Doctor From Myanmar Wants To Boost Health Care At Home

When Aung Aung was a child, he would make believe he was a doctor.

He eventually made the role play a reality, graduating from medical school in Yangon, the former capital of his home country of Myanmar, in 2008. Soon he discovered there were challenges he never imagined.

In May 2008, Cyclone Nargis hit the Southeast Asian nation, pushing a 12-foot tidal surge through the Ayeyarwaddy Delta and Yangon region. More than 100,000 people died. Aung joined Doctors Without Borders (Medecins Sans Frontieres) as a first responder, providing medical care to the survivors.

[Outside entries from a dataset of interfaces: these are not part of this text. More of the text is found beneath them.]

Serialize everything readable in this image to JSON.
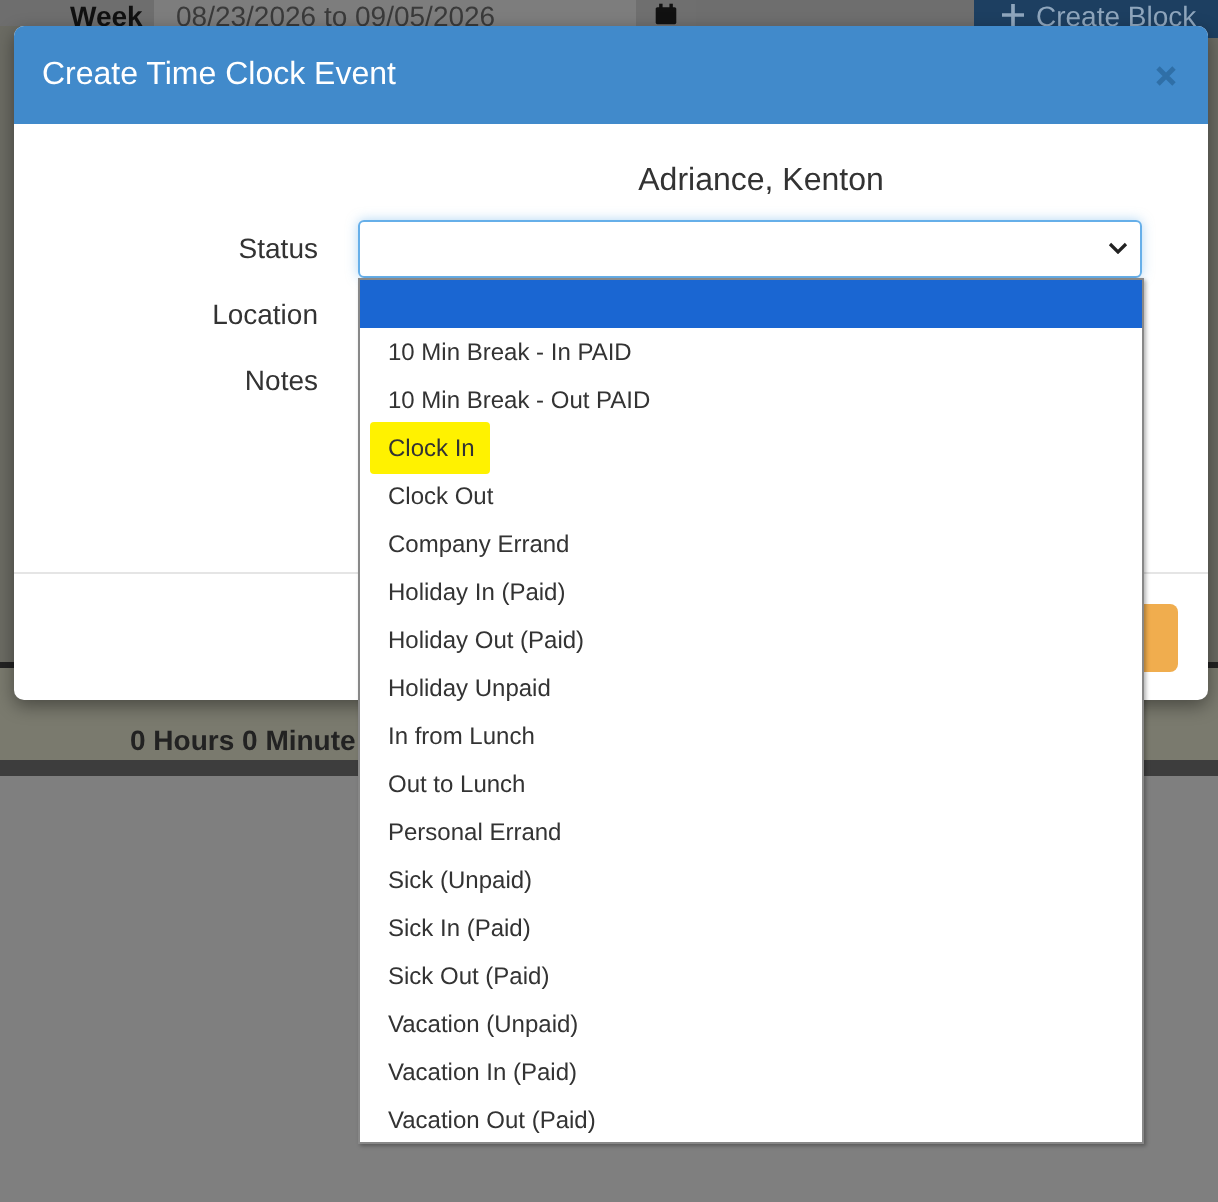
{
  "page_header": {
    "week_label": "Week",
    "week_range": "08/23/2026 to 09/05/2026",
    "create_button": "Create Block"
  },
  "background_row": {
    "total": "0 Hours 0 Minute"
  },
  "dialog": {
    "title": "Create Time Clock Event",
    "employee": "Adriance, Kenton",
    "fields": [
      {
        "label": "Status",
        "kind": "select"
      },
      {
        "label": "Location",
        "kind": "text"
      },
      {
        "label": "Notes",
        "kind": "text"
      }
    ],
    "status_options": [
      {
        "selected": true,
        "marked": false
      },
      {
        "label": "10 Min Break - In PAID",
        "selected": false,
        "marked": false
      },
      {
        "label": "10 Min Break - Out PAID",
        "selected": false,
        "marked": false
      },
      {
        "label": "Clock In",
        "selected": false,
        "marked": true
      },
      {
        "label": "Clock Out",
        "selected": false,
        "marked": false
      },
      {
        "label": "Company Errand",
        "selected": false,
        "marked": false
      },
      {
        "label": "Holiday In (Paid)",
        "selected": false,
        "marked": false
      },
      {
        "label": "Holiday Out (Paid)",
        "selected": false,
        "marked": false
      },
      {
        "label": "Holiday Unpaid",
        "selected": false,
        "marked": false
      },
      {
        "label": "In from Lunch",
        "selected": false,
        "marked": false
      },
      {
        "label": "Out to Lunch",
        "selected": false,
        "marked": false
      },
      {
        "label": "Personal Errand",
        "selected": false,
        "marked": false
      },
      {
        "label": "Sick (Unpaid)",
        "selected": false,
        "marked": false
      },
      {
        "label": "Sick In (Paid)",
        "selected": false,
        "marked": false
      },
      {
        "label": "Sick Out (Paid)",
        "selected": false,
        "marked": false
      },
      {
        "label": "Vacation (Unpaid)",
        "selected": false,
        "marked": false
      },
      {
        "label": "Vacation In (Paid)",
        "selected": false,
        "marked": false
      },
      {
        "label": "Vacation Out (Paid)",
        "selected": false,
        "marked": false
      }
    ]
  }
}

Aung worked with the non-governmental agency for eight years. He treated patients with HIV/AIDS, tuberculosis, malaria and other infectious diseases; managed clinics positioned within conflicts between armed ethnic groups, responded to other natural disasters and provided humanitarian aid for the influx of refugees who arrived by boat along the country’s western coast.

“I began to feel like treating a patient was helping only one or two people,” Aung said. “I thought if we could have a better public health strategy, then we could help more people.”

Aung was accepted into the prestigious Fulbright Program, which will support his MPH studies here.

“I simply did not see a lot of research being done in Myanmar for the most effective treatment and prevention strategies,” Aung said.

Aung said his goal is to initiate a baseline health survey in Myanmar and develop ongoing analysis of basic epidemiological trends in the remote and poorer areas of the country.

“We need more data,” he said. “We don’t even know what the health problems are. How do we respond if something happens? We can’t just look at research articles from other countries, which don’t necessarily apply to the people of Myanmar.”